all spark plugs, air cleaner, radiator cap and oil filler cap.
the piston of the cylinder being tested to the TDC position on the
compression stroke (make sure both valves are closed).
line from air compressor to quick-disconnect coupling on the side
of the regulator. Caution: DO
NOT connect compressor to ship hose.
Be sure line pressure on compressor doesn’t exceed 300
spark plug adaptor into the quick-disconnect coupling located on
the end of the whip hose of the regulator.
The spark plug adaptor is not yet placed in the spark plug
hole of the cylinder head.
the spark plug adaptor connected to the whip hose, air should now
be flowing through the regulator.
Adjust the INPUT pressure on the regulator (left-hand
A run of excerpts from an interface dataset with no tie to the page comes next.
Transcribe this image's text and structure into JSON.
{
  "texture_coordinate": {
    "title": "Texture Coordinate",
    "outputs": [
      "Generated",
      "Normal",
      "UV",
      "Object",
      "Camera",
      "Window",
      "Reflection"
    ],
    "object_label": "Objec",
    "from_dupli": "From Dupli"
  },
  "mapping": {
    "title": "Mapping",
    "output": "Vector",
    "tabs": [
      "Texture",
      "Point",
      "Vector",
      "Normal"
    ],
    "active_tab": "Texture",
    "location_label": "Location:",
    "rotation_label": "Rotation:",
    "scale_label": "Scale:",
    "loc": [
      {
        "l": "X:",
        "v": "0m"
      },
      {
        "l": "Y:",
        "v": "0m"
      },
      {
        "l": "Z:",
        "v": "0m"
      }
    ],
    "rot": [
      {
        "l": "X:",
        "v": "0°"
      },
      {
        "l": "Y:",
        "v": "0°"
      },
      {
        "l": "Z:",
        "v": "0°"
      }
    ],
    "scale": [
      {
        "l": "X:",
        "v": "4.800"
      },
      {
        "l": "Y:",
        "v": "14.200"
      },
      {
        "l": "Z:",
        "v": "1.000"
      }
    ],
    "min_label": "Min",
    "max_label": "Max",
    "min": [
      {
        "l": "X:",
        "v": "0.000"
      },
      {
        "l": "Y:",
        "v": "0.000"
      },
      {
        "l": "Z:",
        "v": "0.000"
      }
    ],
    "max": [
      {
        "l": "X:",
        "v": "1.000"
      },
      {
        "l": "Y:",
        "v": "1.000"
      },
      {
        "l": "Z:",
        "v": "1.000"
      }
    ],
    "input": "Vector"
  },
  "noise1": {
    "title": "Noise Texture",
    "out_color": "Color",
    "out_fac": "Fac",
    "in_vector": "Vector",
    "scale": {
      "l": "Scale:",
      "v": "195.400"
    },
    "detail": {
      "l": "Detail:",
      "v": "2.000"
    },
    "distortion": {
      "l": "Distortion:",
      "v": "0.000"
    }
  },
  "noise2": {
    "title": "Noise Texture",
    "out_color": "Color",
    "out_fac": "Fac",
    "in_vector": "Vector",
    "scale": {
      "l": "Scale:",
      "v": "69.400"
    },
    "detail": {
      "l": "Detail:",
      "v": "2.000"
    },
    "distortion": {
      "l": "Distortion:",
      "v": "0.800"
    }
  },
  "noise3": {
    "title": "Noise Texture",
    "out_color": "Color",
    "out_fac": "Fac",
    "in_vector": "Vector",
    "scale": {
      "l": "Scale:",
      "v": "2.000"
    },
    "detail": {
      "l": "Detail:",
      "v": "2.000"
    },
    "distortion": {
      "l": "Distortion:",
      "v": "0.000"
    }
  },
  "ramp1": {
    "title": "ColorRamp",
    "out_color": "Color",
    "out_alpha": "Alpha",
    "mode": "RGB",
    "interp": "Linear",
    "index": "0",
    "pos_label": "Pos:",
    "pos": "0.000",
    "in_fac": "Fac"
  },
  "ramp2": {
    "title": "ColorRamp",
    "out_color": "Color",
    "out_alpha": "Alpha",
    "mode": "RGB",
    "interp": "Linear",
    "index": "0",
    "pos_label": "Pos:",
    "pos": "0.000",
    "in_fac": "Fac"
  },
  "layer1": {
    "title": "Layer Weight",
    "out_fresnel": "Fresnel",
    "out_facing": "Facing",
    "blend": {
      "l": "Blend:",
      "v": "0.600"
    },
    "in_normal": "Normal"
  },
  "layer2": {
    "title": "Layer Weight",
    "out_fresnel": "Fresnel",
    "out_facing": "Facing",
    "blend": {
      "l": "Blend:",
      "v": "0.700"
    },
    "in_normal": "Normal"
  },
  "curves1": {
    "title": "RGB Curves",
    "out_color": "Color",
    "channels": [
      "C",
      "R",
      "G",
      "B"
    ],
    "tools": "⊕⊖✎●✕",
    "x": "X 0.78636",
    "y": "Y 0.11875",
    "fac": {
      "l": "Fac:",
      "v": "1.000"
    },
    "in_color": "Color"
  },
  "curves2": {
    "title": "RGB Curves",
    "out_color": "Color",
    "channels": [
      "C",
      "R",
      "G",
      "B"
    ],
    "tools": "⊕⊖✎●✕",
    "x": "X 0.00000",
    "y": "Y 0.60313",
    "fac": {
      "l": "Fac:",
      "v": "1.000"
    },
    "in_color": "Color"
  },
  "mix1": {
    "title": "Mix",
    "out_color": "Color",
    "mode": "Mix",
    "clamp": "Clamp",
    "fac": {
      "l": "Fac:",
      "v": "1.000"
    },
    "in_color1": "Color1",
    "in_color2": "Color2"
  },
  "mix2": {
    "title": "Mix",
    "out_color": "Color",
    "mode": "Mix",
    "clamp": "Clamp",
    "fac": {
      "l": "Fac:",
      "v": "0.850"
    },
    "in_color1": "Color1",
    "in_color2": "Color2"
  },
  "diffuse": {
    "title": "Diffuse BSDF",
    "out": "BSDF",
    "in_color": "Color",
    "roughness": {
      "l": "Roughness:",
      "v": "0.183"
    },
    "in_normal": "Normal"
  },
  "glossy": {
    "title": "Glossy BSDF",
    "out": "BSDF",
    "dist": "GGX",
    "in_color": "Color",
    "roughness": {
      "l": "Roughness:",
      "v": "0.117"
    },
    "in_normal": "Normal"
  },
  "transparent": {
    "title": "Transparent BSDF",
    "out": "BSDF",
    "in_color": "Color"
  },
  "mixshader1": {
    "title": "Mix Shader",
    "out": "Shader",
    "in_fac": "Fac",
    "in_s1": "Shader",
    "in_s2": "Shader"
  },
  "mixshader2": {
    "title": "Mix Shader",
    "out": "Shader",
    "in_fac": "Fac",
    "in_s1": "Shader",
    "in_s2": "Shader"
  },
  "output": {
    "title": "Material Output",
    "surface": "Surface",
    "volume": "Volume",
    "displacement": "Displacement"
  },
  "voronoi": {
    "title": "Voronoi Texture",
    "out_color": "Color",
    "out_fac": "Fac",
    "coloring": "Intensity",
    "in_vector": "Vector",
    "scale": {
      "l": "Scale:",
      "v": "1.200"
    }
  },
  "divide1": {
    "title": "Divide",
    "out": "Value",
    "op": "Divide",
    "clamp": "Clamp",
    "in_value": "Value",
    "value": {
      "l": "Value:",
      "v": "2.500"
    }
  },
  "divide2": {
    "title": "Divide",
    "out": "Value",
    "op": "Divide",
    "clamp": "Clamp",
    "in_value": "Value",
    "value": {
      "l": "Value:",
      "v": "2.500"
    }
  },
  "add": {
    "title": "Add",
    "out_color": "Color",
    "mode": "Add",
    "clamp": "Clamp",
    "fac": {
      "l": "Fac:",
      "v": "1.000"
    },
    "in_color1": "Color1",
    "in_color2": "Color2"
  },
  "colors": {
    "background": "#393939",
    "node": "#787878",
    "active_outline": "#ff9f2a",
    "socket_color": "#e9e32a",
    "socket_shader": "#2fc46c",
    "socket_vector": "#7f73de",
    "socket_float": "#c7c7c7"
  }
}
gauge) to any of the input pressures covered on the comparison
chart (70, 80, 90, or 100 psi).
You should use an input pressure that is AT LEAST 10 psi
less than the pressure on your compressor.
If your compressor will only hold a pressure of 90 psi,
then set the input pressure on your left-hand gauge at 80 psi.
It is important that you maintain the same exact input
pressure reading on all cylinders tested.
spark plug adaptor from whip hose of regulator and install it into
the cylinder to be tested.
With the adaptor removed from the whip, the input
pressure may or may not remain where you set it – this is normal
because the regulator only functions properly with air flow.
the whip hose to the spark plug adaptor that is now in the spark
the necessary adjustments to the regulator to maintain the proper
input pressure (left-hand gauge).
RELATIVE PRESSURE of the cylinder being tested is automatically
indicated on the right-hand gauge.
If you are using 80 psi input pressure and your right-hand
gauge reads 74.4 psi, by checking the comparison chart, you will
find that you have a 7% leakage.
leakage and repeat test on remaining cylinders.
Due to running clearances and normal wear, you can’t
expect a cylinder to have zero leakage. However, all cylinders should read within a few percentages of
one another. A difference
of 5 or 6 psi between cylinders is okay, but if you get out to 10 or
more psi difference between cylinders, you should find out what is
causing the problem and correct it.
For Escaping Air: Air escaping from the
crankcase or breather is an indication of leakage past the rings.
Air escaping out of
headers indicates a defective exhaust valve or seat. Air escaping from
carburetor or intake manifold indicates a defective intake valve
or seat. If air bubbles are
present in the radiator or coolant, check for a leaking head
gasket or a cracked head or block.